Meanwhile the band, armed with our instruments and free pints of ale, have begun the first set and are attracting the foot-tappers and the head-nodders in the crowd. The sun comes out and recent rains are turned to steam; the beer is flowing, the light breeze flutters the flags, children bounce on the castle and for an afternoon all is well in England. No one sings God Save the Queen but they seem to know the words to 16 Tons and the Wabash Cannonball; I spot not a single vicar but there are quite a few beer-bellied, long-haired bikers. I see straw hats but no hoodies, and just as I am about to pass judgement on the racial mix, I see, scattered amongst the all white crowd, a couple of black faces, smiling too, beers in hand.
Good England 1 v Bad England 1
During the break, someone I know, who lives near the village and is as English and as liberal as they come, agrees with me that it is a lovely afternoon, but he is a little discomforted by the St. George flags and their Far Right, Nationalist connotation.
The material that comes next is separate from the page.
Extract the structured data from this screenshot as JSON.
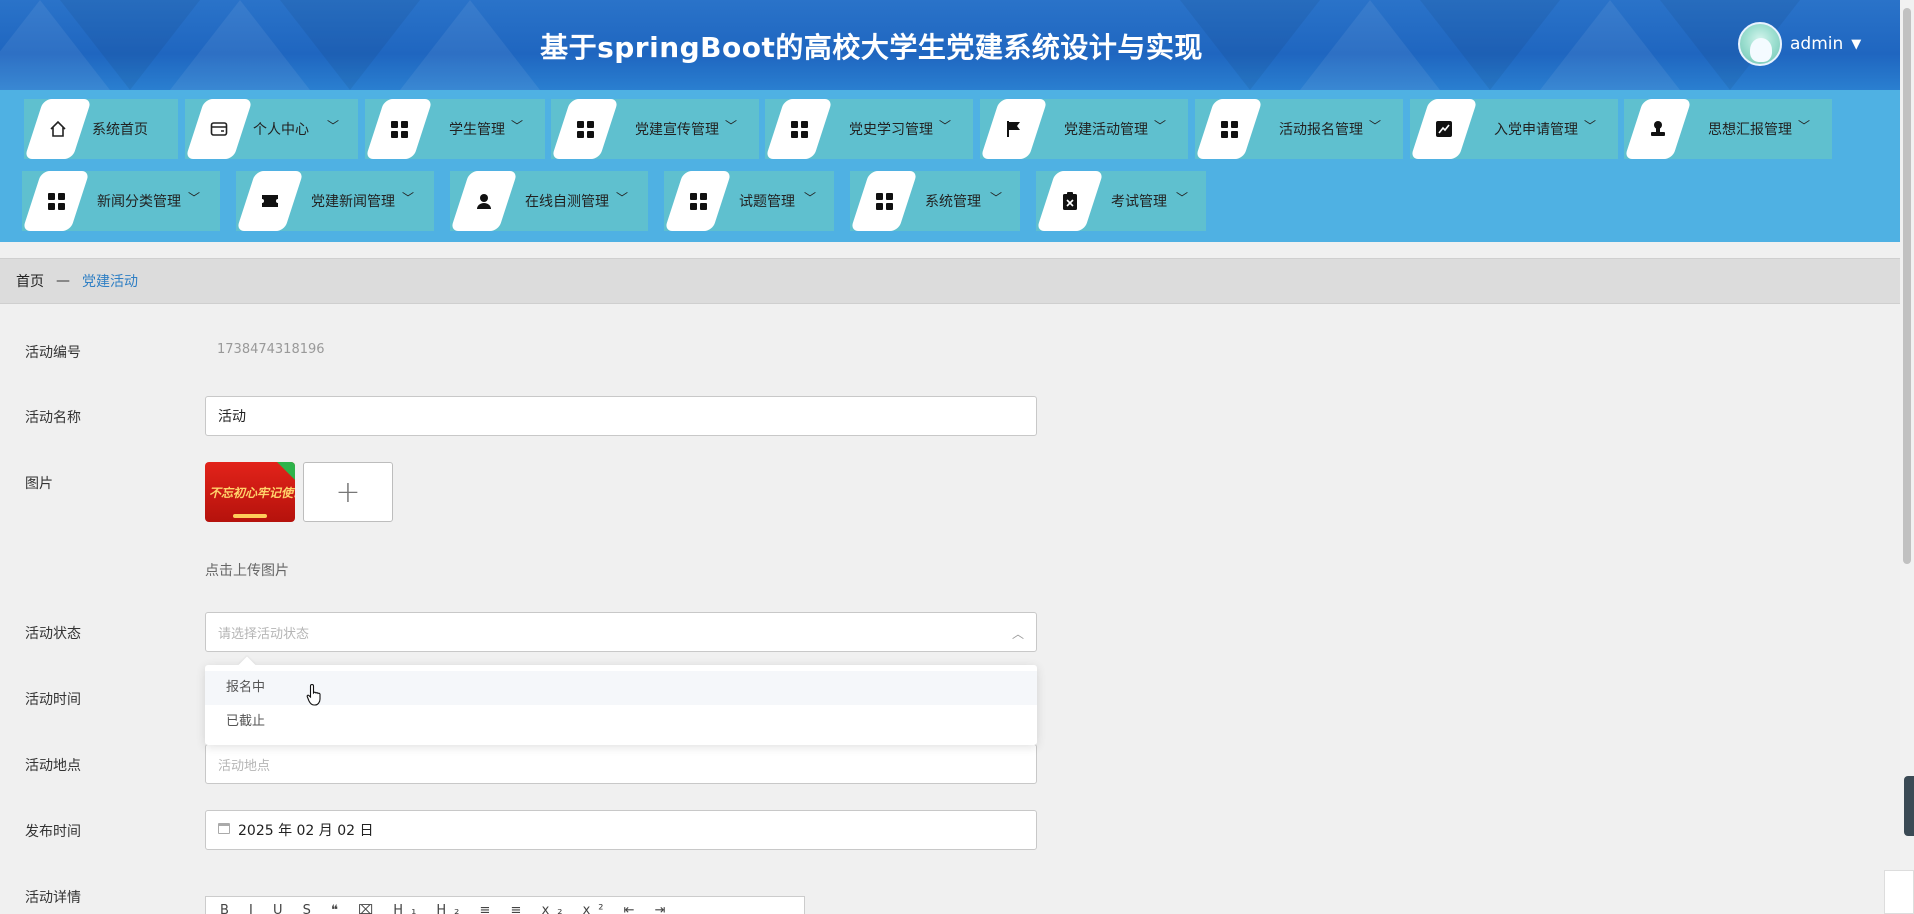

I know what he means but at this event, apart from the lads at the pub, I am not feeling the Fascism, though to be fair, I know it is here in subtle ways. The Flag is obvious – but today is about the pleasures of England and its beer rather than its so called patron saint and its hijacked flag. The scarcity of non-white faces reflects that this is a rural community and that outside of Norwich, ethic groups are thin on the ground, but mostly for reasons other than they are not welcome. But the UKIP and Conservative Party signs out here in the countryside are indicative of an old, reactionary politics too. The prints and paintings in the pub depicting the fox hunt speak of a time recently past, another slice of history consumed by the passage of time. The flags of St George are part of that transition of time too – a symbol of an older England which can be flown two ways – tattooed onto the necks of skinheads or flown merrily atop a tent on a village green during a beer festival. The trick here is to recognise which context the flag is flown in. I still can’t decide, but one thing I do know is that I love playing music and I love beer, and on this particular occasion I have no problem proposing a toast to the village green and all who drink on her.
Good England 2 v bad England 1.